Compute how many lines in the data below contain "регистрации"; answer only with that number.

○ ○ ○ ○ ○

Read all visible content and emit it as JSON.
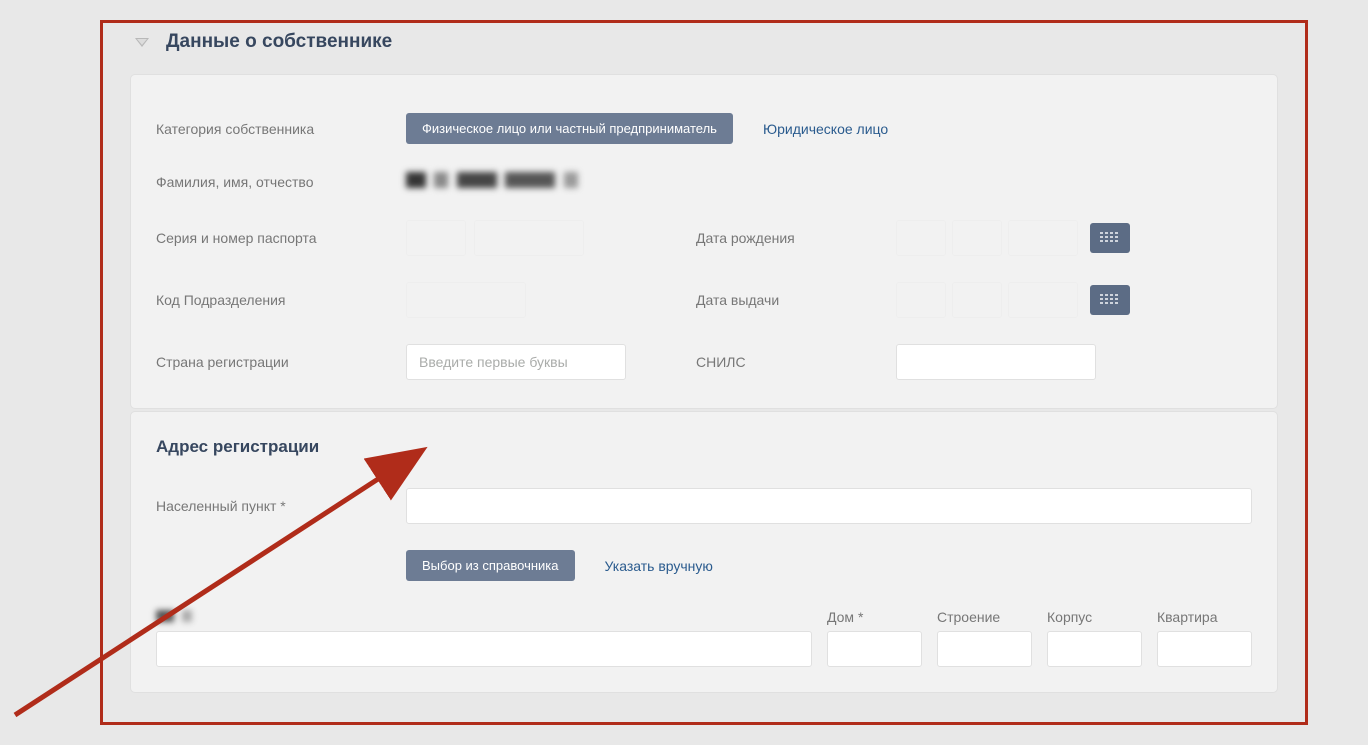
{
  "section": {
    "title": "Данные о собственнике"
  },
  "owner": {
    "category_label": "Категория собственника",
    "category_options": {
      "individual": "Физическое лицо или частный предприниматель",
      "legal": "Юридическое лицо"
    },
    "name_label": "Фамилия, имя, отчество",
    "passport_label": "Серия и номер паспорта",
    "birthdate_label": "Дата рождения",
    "deptcode_label": "Код Подразделения",
    "issuedate_label": "Дата выдачи",
    "country_label": "Страна регистрации",
    "country_placeholder": "Введите первые буквы",
    "snils_label": "СНИЛС"
  },
  "address": {
    "section_title": "Адрес регистрации",
    "settlement_label": "Населенный пункт *",
    "from_ref_btn": "Выбор из справочника",
    "manual_link": "Указать вручную",
    "house_label": "Дом *",
    "building_label": "Строение",
    "corpus_label": "Корпус",
    "apartment_label": "Квартира"
  }
}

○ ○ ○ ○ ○

### Result
2